I Learned How to Do an Abortion on a Papaya
Papaya workshops have become a popular way to demystify and destigmatize abortion.
by Marie Solis
Jul 24 2019
“This is a 10-week gravid uterus,” Zoey Thill said, holding up a "pregnant" papaya the size of a large fist. “And this,” she added, gesturing to her own pregnant belly, “is a 38-week gravid uterus.”
Thill, a New York City-based abortion provider, was explaining the anatomy of the uterus to a group of about a dozen of us, in Verso Books’ Brooklyn office on a Monday night.
The New Abortion Underground Starts With Information
The threats against safe abortions are changing—where women once feared the coat hanger, the symbol of the handcuff is now more ominous. Is arming activists with information the first step in keeping abortion accessible?
By Meghan Racklin
January 22, 2019
A papaya, it turns out, is a good model of a uterus in the early stages of pregnancy. Well—the papaya is a bit bigger, actually. And the average uterus has more of a tilt. But overall, the fruit is a close replica.
That’s what I’m told during a training session hosted by the Reproductive Health Access Project (RHAP). Under the guidance of our instructor, a doctor and RHAP fellow, I insert a thin metal instrument into the top of my papaya to create an opening before inserting a small suction device called an aspirator.
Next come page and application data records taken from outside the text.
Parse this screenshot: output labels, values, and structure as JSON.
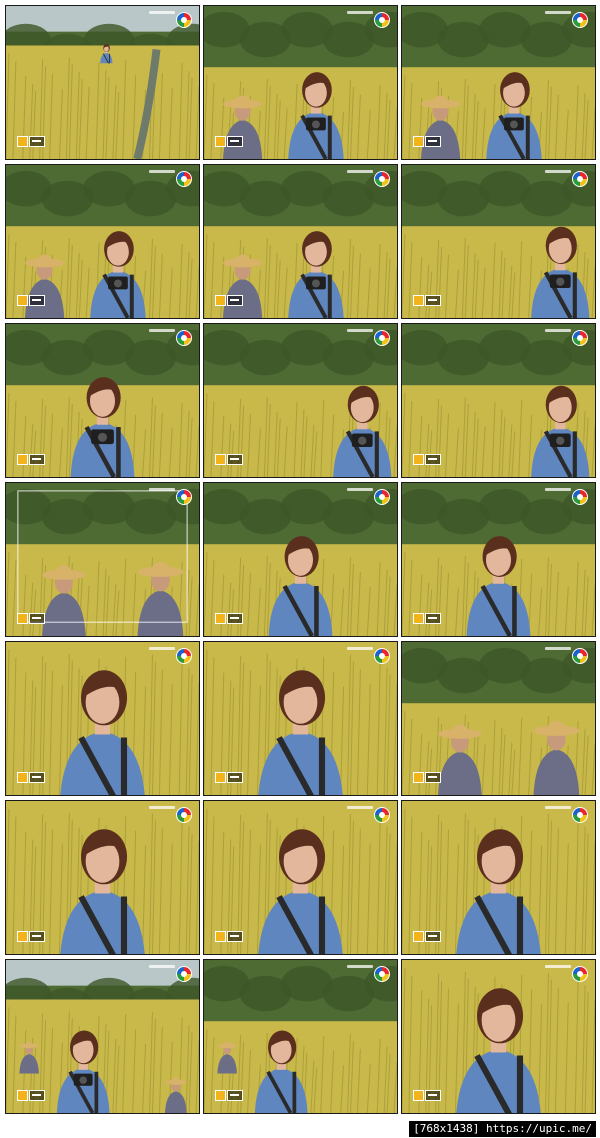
{
  "footer": {
    "label": "[768x1438] https://upic.me/"
  },
  "frames": [
    {
      "id": "r1c1",
      "scene": "wide",
      "sky": true,
      "people": 1,
      "camera": false,
      "hat": false
    },
    {
      "id": "r1c2",
      "scene": "pair",
      "sky": false,
      "people": 2,
      "camera": true,
      "hat": true
    },
    {
      "id": "r1c3",
      "scene": "pair",
      "sky": false,
      "people": 2,
      "camera": true,
      "hat": true
    },
    {
      "id": "r2c1",
      "scene": "pair",
      "sky": false,
      "people": 2,
      "camera": true,
      "hat": true
    },
    {
      "id": "r2c2",
      "scene": "pair",
      "sky": false,
      "people": 2,
      "camera": true,
      "hat": true
    },
    {
      "id": "r2c3",
      "scene": "single-right",
      "sky": false,
      "people": 1,
      "camera": true,
      "hat": false
    },
    {
      "id": "r3c1",
      "scene": "single-center",
      "sky": false,
      "people": 1,
      "camera": true,
      "hat": false
    },
    {
      "id": "r3c2",
      "scene": "single-right",
      "sky": false,
      "people": 1,
      "camera": true,
      "hat": false
    },
    {
      "id": "r3c3",
      "scene": "single-right",
      "sky": false,
      "people": 1,
      "camera": true,
      "hat": false
    },
    {
      "id": "r4c1",
      "scene": "farmers",
      "sky": false,
      "people": 2,
      "camera": false,
      "hat": true,
      "viewfinder": true
    },
    {
      "id": "r4c2",
      "scene": "single-center",
      "sky": false,
      "people": 1,
      "camera": false,
      "hat": false
    },
    {
      "id": "r4c3",
      "scene": "single-center",
      "sky": false,
      "people": 1,
      "camera": false,
      "hat": false
    },
    {
      "id": "r5c1",
      "scene": "closeup",
      "sky": false,
      "people": 1,
      "camera": false,
      "hat": false
    },
    {
      "id": "r5c2",
      "scene": "closeup",
      "sky": false,
      "people": 1,
      "camera": false,
      "hat": false
    },
    {
      "id": "r5c3",
      "scene": "farmers",
      "sky": false,
      "people": 2,
      "camera": false,
      "hat": true
    },
    {
      "id": "r6c1",
      "scene": "closeup",
      "sky": false,
      "people": 1,
      "camera": false,
      "hat": false
    },
    {
      "id": "r6c2",
      "scene": "closeup",
      "sky": false,
      "people": 1,
      "camera": false,
      "hat": false
    },
    {
      "id": "r6c3",
      "scene": "closeup",
      "sky": false,
      "people": 1,
      "camera": false,
      "hat": false
    },
    {
      "id": "r7c1",
      "scene": "walk",
      "sky": true,
      "people": 3,
      "camera": true,
      "hat": true
    },
    {
      "id": "r7c2",
      "scene": "walk",
      "sky": false,
      "people": 2,
      "camera": false,
      "hat": true
    },
    {
      "id": "r7c3",
      "scene": "closeup",
      "sky": false,
      "people": 1,
      "camera": false,
      "hat": false
    }
  ],
  "colors": {
    "field": "#c9b84a",
    "field_dark": "#8e8a2e",
    "trees": "#4f6b34",
    "sky": "#b9c7c9",
    "shirt": "#5f86bf",
    "hair": "#5a2f1d",
    "skin": "#e2b79c",
    "strap": "#2a2a2a",
    "plaid": "#6b6e86",
    "straw": "#d9b26a"
  }
}
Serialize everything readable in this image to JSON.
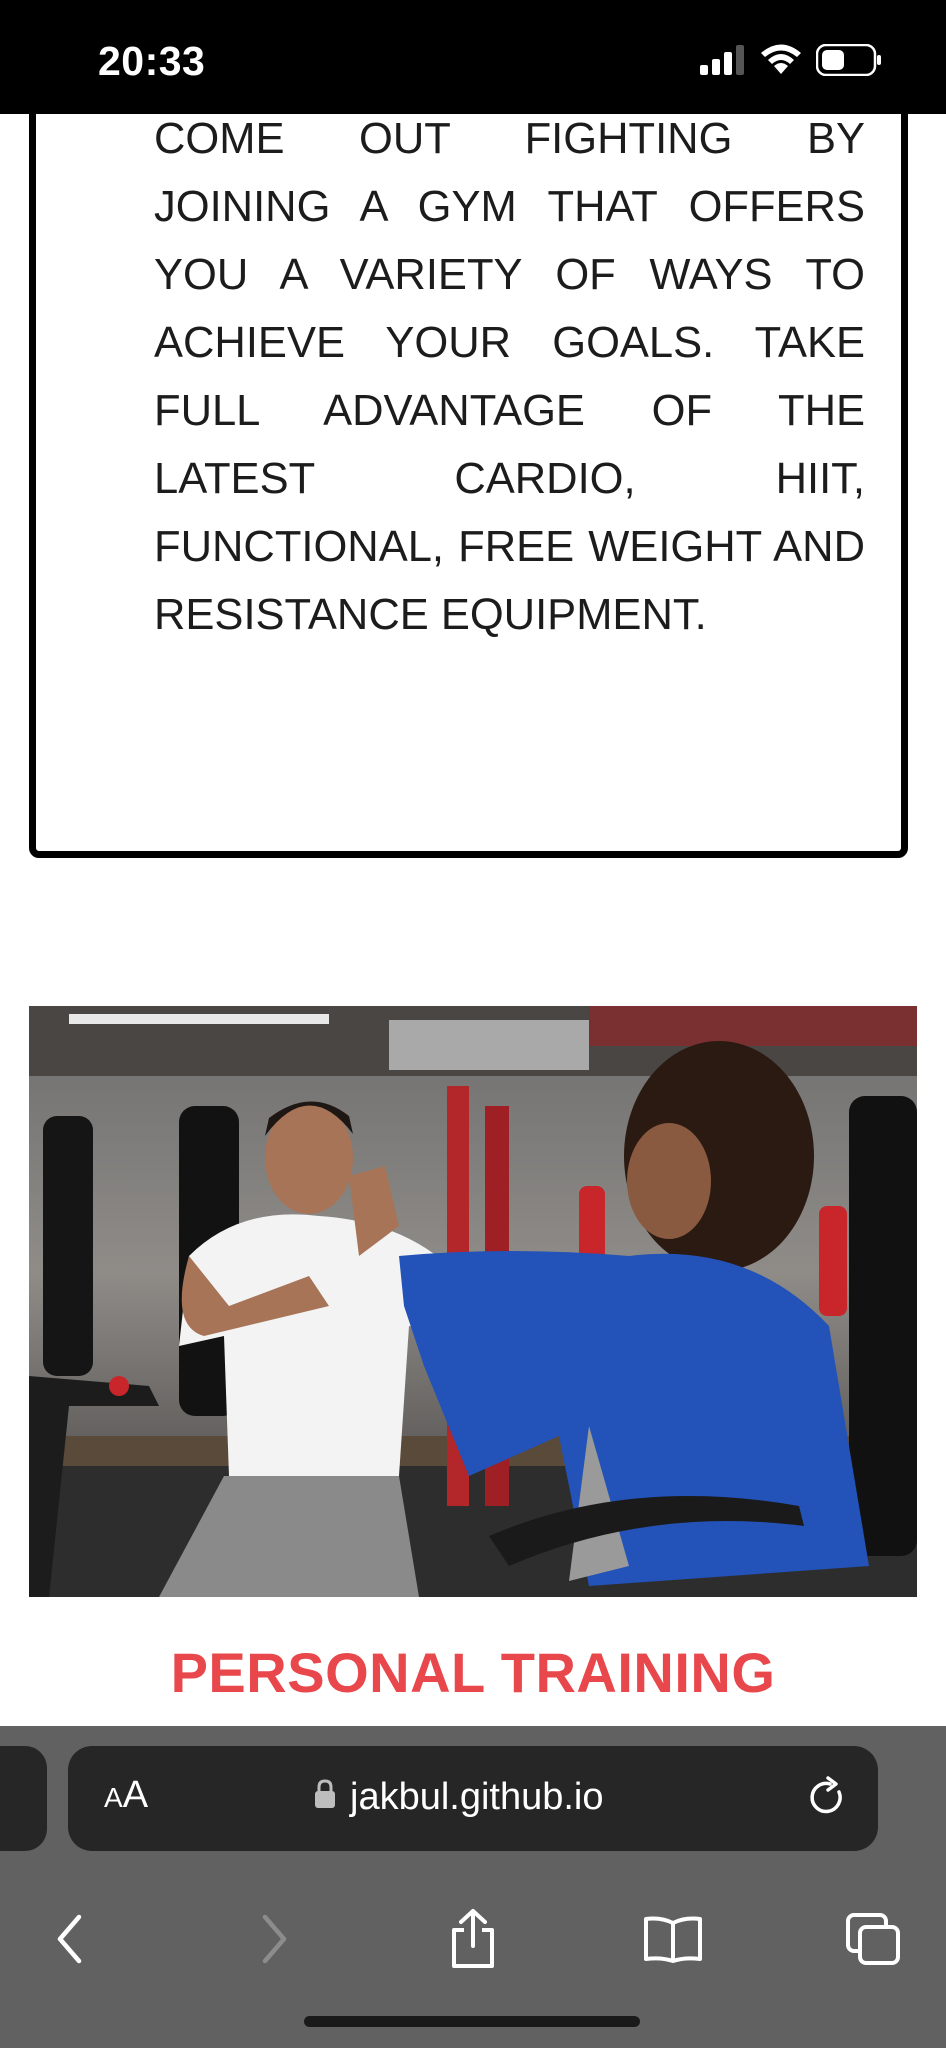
{
  "status_bar": {
    "time": "20:33"
  },
  "main": {
    "intro_paragraph": "Come out fighting by joining a gym that offers you a variety of ways to achieve your goals. Take full advantage of the latest cardio, HIIT, functional, free weight and resistance equipment.",
    "section_title": "PERSONAL TRAINING",
    "title_color": "#e8474b"
  },
  "browser": {
    "text_size_button": {
      "small": "A",
      "large": "A"
    },
    "url": "jakbul.github.io",
    "icons": [
      "lock-icon",
      "reload-icon",
      "back-icon",
      "forward-icon",
      "share-icon",
      "bookmarks-icon",
      "tabs-icon"
    ]
  }
}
There’s a slight slurping sound as the papaya seeds are sucked into the aspirator’s main chamber. Slurp. Slurp. Slurp. And then it’s done.